With the Christian holiday season upon us, and the inevitable media coverage of the so-called “war on Christmas,” it’s worth remembering Lynch v. Donnelly (465 U.S. 668) — a US Supreme Court case from 1984 in which the city of Pawtucket, RI, was sued over the annual nativity scene that it erected, at (admittedly minimal) public expense each year in the downtown shopping area.
The summary of the case, from the Supreme Court’s decision, reads as follows:
The city of Pawtucket, R. I., annually erects a Christmas display in a park owned by a nonprofit organization and located in the heart of the city’s shopping district. The display includes, in addition to such objects as a Santa Claus house, a Christmas tree, and a banner that reads “SEASONS GREETINGS,” a creche or Nativity scene, which has been part of this annual display for 40 years or more. Respondents brought an action in Federal District Court, challenging the inclusion of the creche in the display on the ground that it violated the Establishment Clause of the First Amendment, as made applicable to the states by the Fourteenth Amendment. The District Court upheld the challenge and permanently enjoined the city from including the creche in the display. The Court of Appeals affirmed.
The majority of the Justices disagreed with the lower court, however, and saw the crèche display (from the French for nursery [see pictures of the scene, used as evidence in the case, here]) as perfectly fine.
Among their arguments (drawing on the Lemon Test) was the following:
the city has a secular purpose for including the creche in its Christmas display and has not impermissibly advanced religion or created an excessive entanglement between religion and government.
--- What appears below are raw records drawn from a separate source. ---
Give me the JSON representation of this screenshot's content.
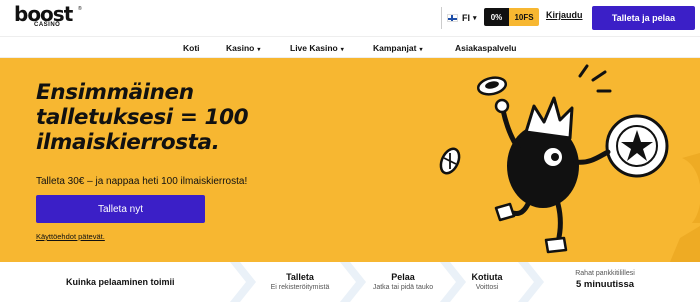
{
  "logo": {
    "main": "boost",
    "sub": "CASINO",
    "mark": "®"
  },
  "header": {
    "lang_code": "FI",
    "balance_money": "0%",
    "balance_spins": "10FS",
    "logout_label": "Kirjaudu",
    "deposit_label": "Talleta ja pelaa"
  },
  "nav": {
    "items": [
      {
        "label": "Koti",
        "caret": false
      },
      {
        "label": "Kasino",
        "caret": true
      },
      {
        "label": "Live Kasino",
        "caret": true
      },
      {
        "label": "Kampanjat",
        "caret": true
      },
      {
        "label": "Asiakaspalvelu",
        "caret": false
      }
    ]
  },
  "hero": {
    "title_line1": "Ensimmäinen",
    "title_line2": "talletuksesi = 100",
    "title_line3": "ilmaiskierrosta.",
    "subtitle": "Talleta 30€ – ja nappaa heti 100 ilmaiskierrosta!",
    "cta_label": "Talleta nyt",
    "terms_label": "Käyttöehdot pätevät."
  },
  "steps": {
    "heading": "Kuinka pelaaminen toimii",
    "items": [
      {
        "title": "Talleta",
        "subtitle": "Ei rekisteröitymistä"
      },
      {
        "title": "Pelaa",
        "subtitle": "Jatka tai pidä tauko"
      },
      {
        "title": "Kotiuta",
        "subtitle": "Voittosi"
      }
    ],
    "payout_label": "Rahat pankkitilillesi",
    "payout_value": "5 minuutissa"
  },
  "colors": {
    "brand_yellow": "#f7b731",
    "brand_purple": "#3b1fc7",
    "ink": "#111111"
  }
}
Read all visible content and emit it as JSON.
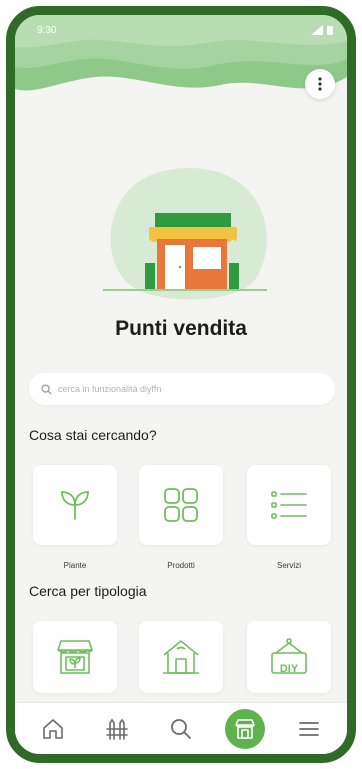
{
  "status_bar": {
    "time": "9:30"
  },
  "header": {
    "title": "Punti vendita"
  },
  "search": {
    "placeholder": "cerca in funzionalità diyffn"
  },
  "section_what": {
    "title": "Cosa stai cercando?",
    "items": [
      {
        "label": "Piante",
        "icon": "sprout-icon"
      },
      {
        "label": "Prodotti",
        "icon": "grid-icon"
      },
      {
        "label": "Servizi",
        "icon": "list-icon"
      }
    ]
  },
  "section_type": {
    "title": "Cerca per tipologia",
    "items": [
      {
        "icon": "plant-shop-icon"
      },
      {
        "icon": "store-house-icon"
      },
      {
        "label": "DIY",
        "icon": "diy-sign-icon"
      }
    ]
  },
  "bottom_nav": {
    "items": [
      "home-icon",
      "garden-icon",
      "search-icon",
      "store-icon",
      "menu-icon"
    ],
    "active": "store-icon"
  },
  "colors": {
    "frame": "#2f6a27",
    "accent": "#5fb34f",
    "icon_green": "#6fbf5e",
    "header_green": "#8fc98a"
  }
}
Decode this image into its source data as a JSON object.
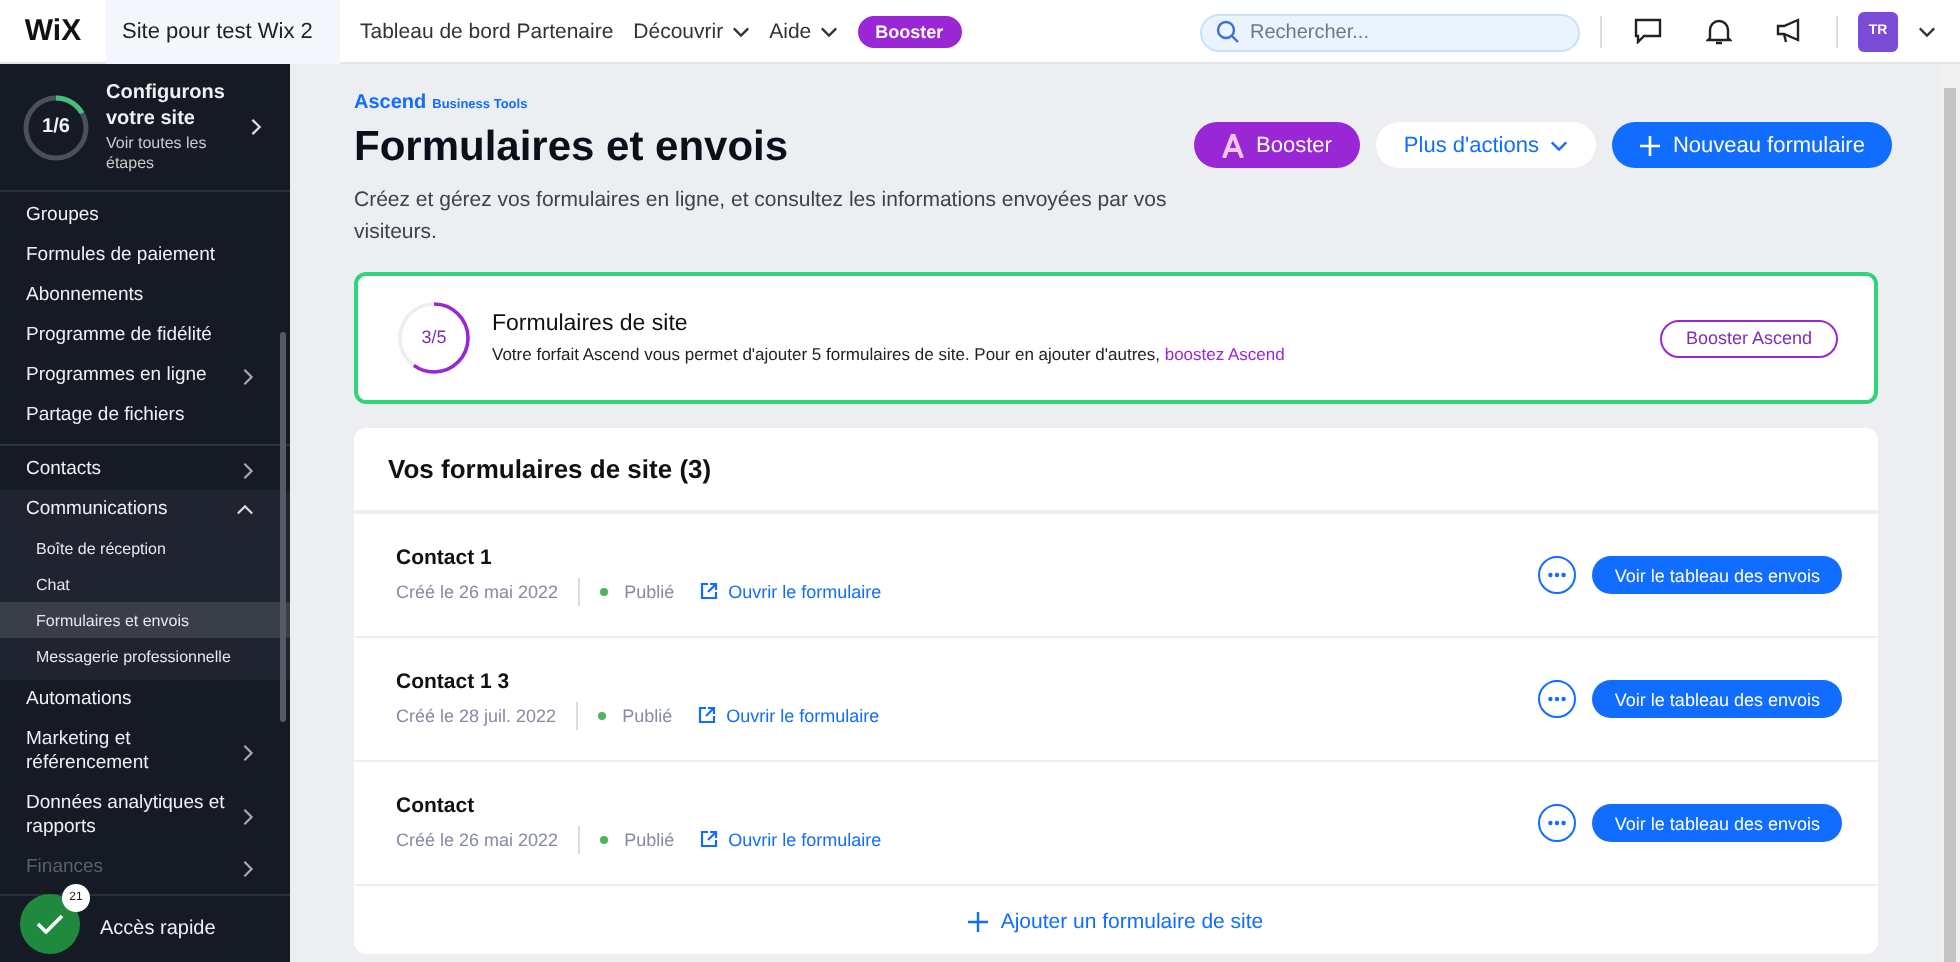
{
  "topbar": {
    "logo": "WiX",
    "site_selector": "Site pour test Wix 2",
    "nav": [
      {
        "label": "Tableau de bord Partenaire",
        "kind": "link"
      },
      {
        "label": "Découvrir",
        "kind": "menu"
      },
      {
        "label": "Aide",
        "kind": "menu"
      }
    ],
    "booster": "Booster",
    "search": {
      "placeholder": "Rechercher..."
    },
    "avatar": "TR"
  },
  "setup": {
    "progress": "1/6",
    "level": 0.167,
    "title": "Configurons votre site",
    "link": "Voir toutes les étapes"
  },
  "sidebar": {
    "groups": [
      [
        {
          "label": "Groupes",
          "expandable": false,
          "expanded": false,
          "disabled": false
        },
        {
          "label": "Formules de paiement",
          "expandable": false,
          "expanded": false,
          "disabled": false
        },
        {
          "label": "Abonnements",
          "expandable": false,
          "expanded": false,
          "disabled": false
        },
        {
          "label": "Programme de fidélité",
          "expandable": false,
          "expanded": false,
          "disabled": false
        },
        {
          "label": "Programmes en ligne",
          "expandable": true,
          "expanded": false,
          "disabled": false
        },
        {
          "label": "Partage de fichiers",
          "expandable": false,
          "expanded": false,
          "disabled": false
        }
      ],
      [
        {
          "label": "Contacts",
          "expandable": true,
          "expanded": false,
          "disabled": false
        },
        {
          "label": "Communications",
          "expandable": true,
          "expanded": true,
          "disabled": false,
          "children": [
            {
              "label": "Boîte de réception",
              "selected": false
            },
            {
              "label": "Chat",
              "selected": false
            },
            {
              "label": "Formulaires et envois",
              "selected": true
            },
            {
              "label": "Messagerie professionnelle",
              "selected": false
            }
          ]
        },
        {
          "label": "Automations",
          "expandable": false,
          "expanded": false,
          "disabled": false
        },
        {
          "label": "Marketing et référencement",
          "expandable": true,
          "expanded": false,
          "disabled": false
        },
        {
          "label": "Données analytiques et rapports",
          "expandable": true,
          "expanded": false,
          "disabled": false
        },
        {
          "label": "Finances",
          "expandable": true,
          "expanded": false,
          "disabled": true
        }
      ]
    ],
    "quick_access": {
      "label": "Accès rapide",
      "badge": "21"
    }
  },
  "header": {
    "brand": "Ascend",
    "brand_sub": "Business Tools",
    "title": "Formulaires et envois",
    "description": "Créez et gérez vos formulaires en ligne, et consultez les informations envoyées par vos visiteurs.",
    "actions": [
      {
        "label": "Booster",
        "kind": "upgrade"
      },
      {
        "label": "Plus d'actions",
        "kind": "menu"
      },
      {
        "label": "Nouveau formulaire",
        "kind": "primary"
      }
    ]
  },
  "quota": {
    "progress": "3/5",
    "level": 0.6,
    "title": "Formulaires de site",
    "text": "Votre forfait Ascend vous permet d'ajouter 5 formulaires de site. Pour en ajouter d'autres,",
    "link": "boostez Ascend",
    "button": "Booster Ascend"
  },
  "forms": {
    "title": "Vos formulaires de site (3)",
    "rows": [
      {
        "name": "Contact 1",
        "created": "Créé le 26 mai 2022",
        "status": "Publié",
        "published": true,
        "open_link": "Ouvrir le formulaire",
        "button": "Voir le tableau des envois"
      },
      {
        "name": "Contact 1 3",
        "created": "Créé le 28 juil. 2022",
        "status": "Publié",
        "published": true,
        "open_link": "Ouvrir le formulaire",
        "button": "Voir le tableau des envois"
      },
      {
        "name": "Contact",
        "created": "Créé le 26 mai 2022",
        "status": "Publié",
        "published": true,
        "open_link": "Ouvrir le formulaire",
        "button": "Voir le tableau des envois"
      }
    ],
    "add": "Ajouter un formulaire de site"
  }
}
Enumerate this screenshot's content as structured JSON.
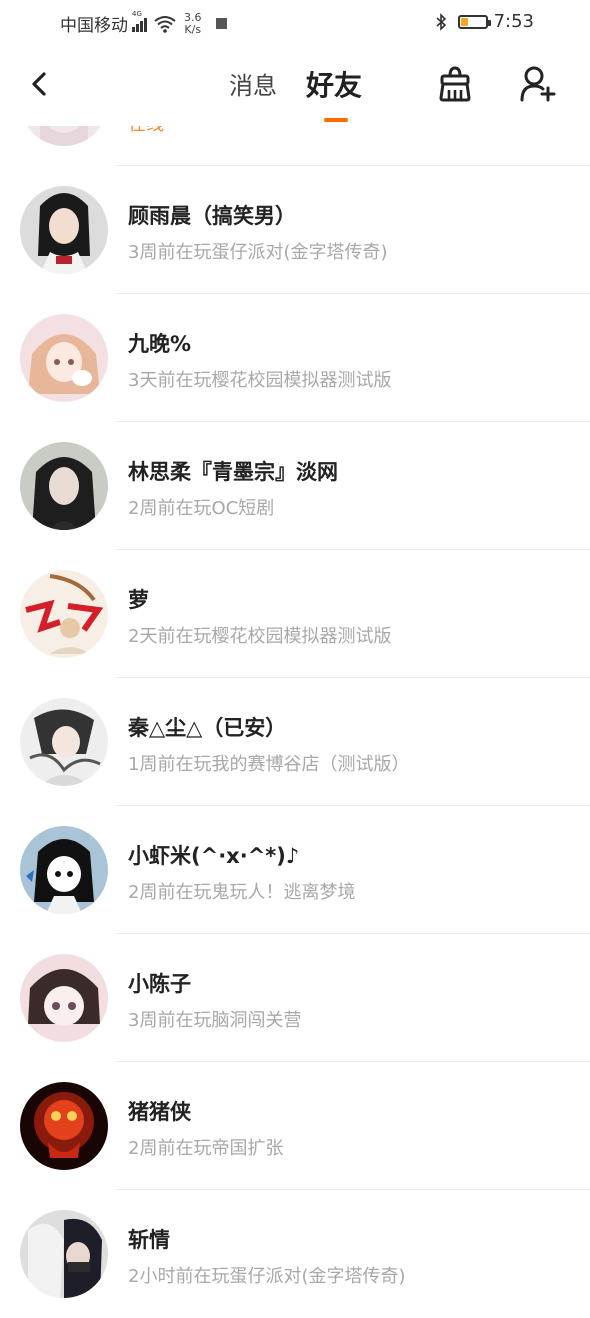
{
  "status_bar": {
    "carrier": "中国移动",
    "network_tag": "4G",
    "speed_value": "3.6",
    "speed_unit": "K/s",
    "time": "7:53",
    "battery_level": 0.3
  },
  "nav": {
    "tabs": [
      {
        "label": "消息",
        "active": false
      },
      {
        "label": "好友",
        "active": true
      }
    ],
    "accent_color": "#ff6a00"
  },
  "partial_top": {
    "status": "在线"
  },
  "friends": [
    {
      "name": "顾雨晨（搞笑男）",
      "status": "3周前在玩蛋仔派对(金字塔传奇)"
    },
    {
      "name": "九晚%",
      "status": "3天前在玩樱花校园模拟器测试版"
    },
    {
      "name": "林思柔『青墨宗』淡网",
      "status": "2周前在玩OC短剧"
    },
    {
      "name": "萝",
      "status": "2天前在玩樱花校园模拟器测试版"
    },
    {
      "name": "秦△尘△（已安）",
      "status": "1周前在玩我的赛博谷店（测试版）"
    },
    {
      "name": "小虾米(^·x·^*)♪",
      "status": "2周前在玩鬼玩人！逃离梦境"
    },
    {
      "name": "小陈子",
      "status": "3周前在玩脑洞闯关营"
    },
    {
      "name": "猪猪侠",
      "status": "2周前在玩帝国扩张"
    },
    {
      "name": "斩情",
      "status": "2小时前在玩蛋仔派对(金字塔传奇)"
    }
  ]
}
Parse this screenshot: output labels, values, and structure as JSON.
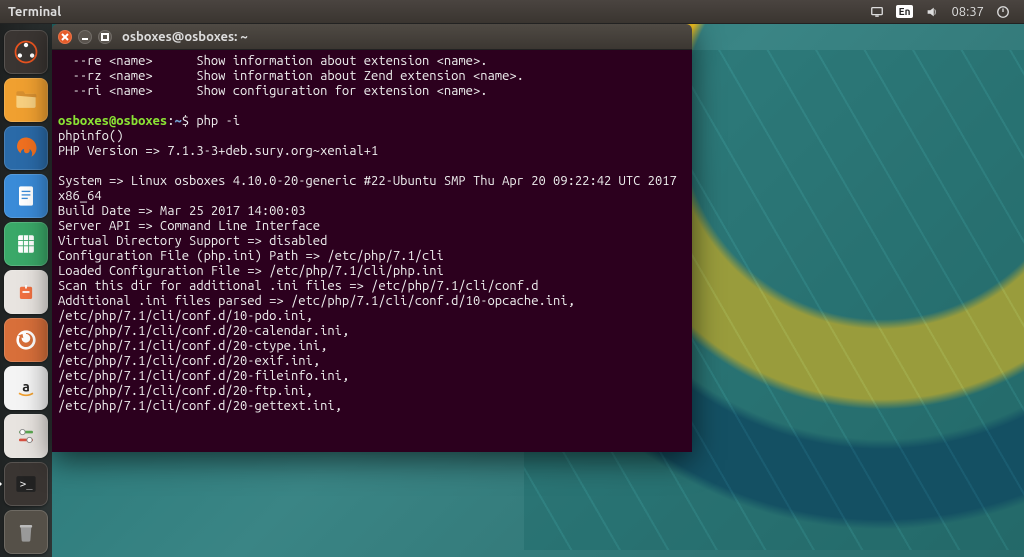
{
  "topbar": {
    "app_title": "Terminal",
    "lang": "En",
    "clock": "08:37"
  },
  "launcher": {
    "items": [
      {
        "name": "dash-icon",
        "bg": "#3a3532"
      },
      {
        "name": "files-icon",
        "bg": "#f0a030"
      },
      {
        "name": "firefox-icon",
        "bg": "#2a6aa8"
      },
      {
        "name": "document-icon",
        "bg": "#3a8bd8"
      },
      {
        "name": "spreadsheet-icon",
        "bg": "#3aa868"
      },
      {
        "name": "software-icon",
        "bg": "#e8e4e0"
      },
      {
        "name": "updater-icon",
        "bg": "#d86f3a"
      },
      {
        "name": "amazon-icon",
        "bg": "#f4f4f4"
      },
      {
        "name": "settings-icon",
        "bg": "#e8e4e0"
      },
      {
        "name": "terminal-icon",
        "bg": "#3a3532",
        "active": true
      },
      {
        "name": "trash-icon",
        "bg": "#555048"
      }
    ]
  },
  "window": {
    "title": "osboxes@osboxes: ~"
  },
  "terminal": {
    "help_lines": [
      "  --re <name>      Show information about extension <name>.",
      "  --rz <name>      Show information about Zend extension <name>.",
      "  --ri <name>      Show configuration for extension <name>."
    ],
    "prompt_user": "osboxes@osboxes",
    "prompt_path": "~",
    "command": "php -i",
    "output_lines": [
      "phpinfo()",
      "PHP Version => 7.1.3-3+deb.sury.org~xenial+1",
      "",
      "System => Linux osboxes 4.10.0-20-generic #22-Ubuntu SMP Thu Apr 20 09:22:42 UTC 2017 x86_64",
      "Build Date => Mar 25 2017 14:00:03",
      "Server API => Command Line Interface",
      "Virtual Directory Support => disabled",
      "Configuration File (php.ini) Path => /etc/php/7.1/cli",
      "Loaded Configuration File => /etc/php/7.1/cli/php.ini",
      "Scan this dir for additional .ini files => /etc/php/7.1/cli/conf.d",
      "Additional .ini files parsed => /etc/php/7.1/cli/conf.d/10-opcache.ini,",
      "/etc/php/7.1/cli/conf.d/10-pdo.ini,",
      "/etc/php/7.1/cli/conf.d/20-calendar.ini,",
      "/etc/php/7.1/cli/conf.d/20-ctype.ini,",
      "/etc/php/7.1/cli/conf.d/20-exif.ini,",
      "/etc/php/7.1/cli/conf.d/20-fileinfo.ini,",
      "/etc/php/7.1/cli/conf.d/20-ftp.ini,",
      "/etc/php/7.1/cli/conf.d/20-gettext.ini,"
    ]
  }
}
The display is sponsored by the city to celebrate the Holiday recognized by Congress and national tradition and to depict the origins of that Holiday; these are legitimate secular purposes. Whatever benefit to one faith or religion or to all religions inclusion of the creche in the display effects, is indirect, remote, and incidental, and is no more an advancement or endorsement of religion than the congressional and executive recognition of the origins of Christmas, or the exhibition of religious paintings in governmentally supported museums.
So, it’s a victory for religion over the forces of secularism, right?
For Justice Blackmun disagreed with the majority; in his dissenting opinion he wrote as follows:
Not only does the Court’s resolution of this controversy make light of our precedents, but also, ironically, the majority does an injustice to the creche and the message it manifests. While certain persons, including the Mayor of Pawtucket, undertook a crusade to “keep ‘Christ’ in Christmas,” … the Court today has declared that presence virtually irrelevant. The majority urges that the display, “with or without a creche,” “recall[s] the religious nature of the Holiday,” and “engenders a friendly community spirit of goodwill in keeping with the season”… Before the District Court, an expert witness for the city made … a similar, though perhaps more candid, point, stating that Pawtucket’s display invites people “to participate in the Christmas spirit, brotherhood, peace, and let loose with their money”… The creche has been relegated to the role of a neutral harbinger of the holiday season, useful for commercial purposes, but devoid of any inherent meaning and incapable of enhancing the religious tenor of a display of which it is an integral part. The city has its victory — but it is a Pyrrhic one indeed.
It is not difficult to imagine people who believe that such symbols as — in this case — the nativity scene are uniquely and deeply meaningful and therefore ought to be set apart from mundane matters of day-to-day life (like the economy). The so-called separation of church and state, then, is not necessarily a conspiracy foisted upon the public by godless liberals, as we sometimes here in some parts of the media, but, instead, is for some a necessary strategy to ensure that what they hold to be sacred is not diluted or polluted by the secular.
From their point of view, allowing the Christian manger scene into the public square, at public expense, requires us to “relegat[e it] to the role of a neutral harbinger of the holiday season, useful for commercial purposes, but devoid of any inherent meaning” (to quote Blackmun) — which, for them, is a poor testament to what they argue is the special character of these special symbols.
And so voila, the separation of church and state can be understood to serve deeply religious interests.